▶ _SUPPLIED RECORDS_:
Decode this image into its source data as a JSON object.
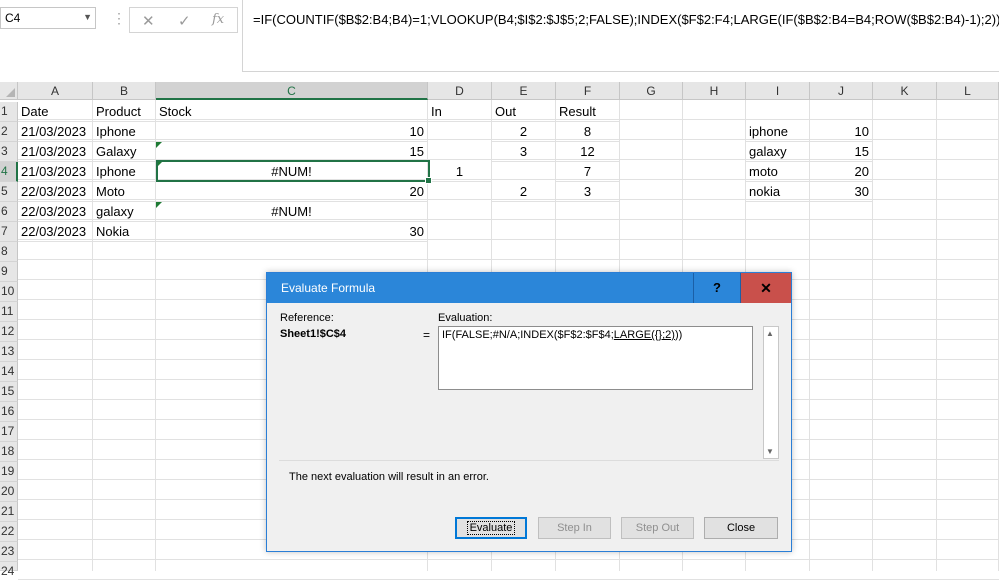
{
  "name_box": {
    "value": "C4"
  },
  "formula_bar": {
    "cancel_icon": "✕",
    "enter_icon": "✓",
    "fx_label": "fx",
    "formula": "=IF(COUNTIF($B$2:B4;B4)=1;VLOOKUP(B4;$I$2:$J$5;2;FALSE);INDEX($F$2:F4;LARGE(IF($B$2:B4=B4;ROW($B$2:B4)-1);2)))"
  },
  "columns": [
    "A",
    "B",
    "C",
    "D",
    "E",
    "F",
    "G",
    "H",
    "I",
    "J",
    "K",
    "L"
  ],
  "rows": [
    "1",
    "2",
    "3",
    "4",
    "5",
    "6",
    "7",
    "8",
    "9",
    "10",
    "11",
    "12",
    "13",
    "14",
    "15",
    "16",
    "17",
    "18",
    "19",
    "20",
    "21",
    "22",
    "23",
    "24"
  ],
  "cells": {
    "header": {
      "date": "Date",
      "product": "Product",
      "stock": "Stock",
      "in": "In",
      "out": "Out",
      "result": "Result"
    },
    "r2": {
      "date": "21/03/2023",
      "product": "Iphone",
      "stock": "10",
      "out": "2",
      "result": "8",
      "lookup_name": "iphone",
      "lookup_value": "10"
    },
    "r3": {
      "date": "21/03/2023",
      "product": "Galaxy",
      "stock": "15",
      "out": "3",
      "result": "12",
      "lookup_name": "galaxy",
      "lookup_value": "15"
    },
    "r4": {
      "date": "21/03/2023",
      "product": "Iphone",
      "stock": "#NUM!",
      "in": "1",
      "result": "7",
      "lookup_name": "moto",
      "lookup_value": "20"
    },
    "r5": {
      "date": "22/03/2023",
      "product": "Moto",
      "stock": "20",
      "out": "2",
      "result": "3",
      "lookup_name": "nokia",
      "lookup_value": "30"
    },
    "r6": {
      "date": "22/03/2023",
      "product": "galaxy",
      "stock": "#NUM!"
    },
    "r7": {
      "date": "22/03/2023",
      "product": "Nokia",
      "stock": "30"
    }
  },
  "dialog": {
    "title": "Evaluate Formula",
    "help": "?",
    "close": "✕",
    "reference_label": "Reference:",
    "evaluation_label": "Evaluation:",
    "reference_value": "Sheet1!$C$4",
    "equals": "=",
    "evaluation_prefix": "IF(FALSE;#N/A;INDEX($F$2:$F$4;",
    "evaluation_underlined": "LARGE({};2)",
    "evaluation_suffix": "))",
    "message": "The next evaluation will result in an error.",
    "buttons": {
      "evaluate": "Evaluate",
      "step_in": "Step In",
      "step_out": "Step Out",
      "close": "Close"
    }
  }
}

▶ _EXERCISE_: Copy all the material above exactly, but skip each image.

▶ _EXERCISE RESULT_:
Decode this image into its source data as a JSON object.
{
  "name_box": {
    "value": "C4"
  },
  "formula_bar": {
    "cancel_icon": "✕",
    "enter_icon": "✓",
    "fx_label": "fx",
    "formula": "=IF(COUNTIF($B$2:B4;B4)=1;VLOOKUP(B4;$I$2:$J$5;2;FALSE);INDEX($F$2:F4;LARGE(IF($B$2:B4=B4;ROW($B$2:B4)-1);2)))"
  },
  "columns": [
    "A",
    "B",
    "C",
    "D",
    "E",
    "F",
    "G",
    "H",
    "I",
    "J",
    "K",
    "L"
  ],
  "rows": [
    "1",
    "2",
    "3",
    "4",
    "5",
    "6",
    "7",
    "8",
    "9",
    "10",
    "11",
    "12",
    "13",
    "14",
    "15",
    "16",
    "17",
    "18",
    "19",
    "20",
    "21",
    "22",
    "23",
    "24"
  ],
  "cells": {
    "header": {
      "date": "Date",
      "product": "Product",
      "stock": "Stock",
      "in": "In",
      "out": "Out",
      "result": "Result"
    },
    "r2": {
      "date": "21/03/2023",
      "product": "Iphone",
      "stock": "10",
      "out": "2",
      "result": "8",
      "lookup_name": "iphone",
      "lookup_value": "10"
    },
    "r3": {
      "date": "21/03/2023",
      "product": "Galaxy",
      "stock": "15",
      "out": "3",
      "result": "12",
      "lookup_name": "galaxy",
      "lookup_value": "15"
    },
    "r4": {
      "date": "21/03/2023",
      "product": "Iphone",
      "stock": "#NUM!",
      "in": "1",
      "result": "7",
      "lookup_name": "moto",
      "lookup_value": "20"
    },
    "r5": {
      "date": "22/03/2023",
      "product": "Moto",
      "stock": "20",
      "out": "2",
      "result": "3",
      "lookup_name": "nokia",
      "lookup_value": "30"
    },
    "r6": {
      "date": "22/03/2023",
      "product": "galaxy",
      "stock": "#NUM!"
    },
    "r7": {
      "date": "22/03/2023",
      "product": "Nokia",
      "stock": "30"
    }
  },
  "dialog": {
    "title": "Evaluate Formula",
    "help": "?",
    "close": "✕",
    "reference_label": "Reference:",
    "evaluation_label": "Evaluation:",
    "reference_value": "Sheet1!$C$4",
    "equals": "=",
    "evaluation_prefix": "IF(FALSE;#N/A;INDEX($F$2:$F$4;",
    "evaluation_underlined": "LARGE({};2)",
    "evaluation_suffix": "))",
    "message": "The next evaluation will result in an error.",
    "buttons": {
      "evaluate": "Evaluate",
      "step_in": "Step In",
      "step_out": "Step Out",
      "close": "Close"
    }
  }
}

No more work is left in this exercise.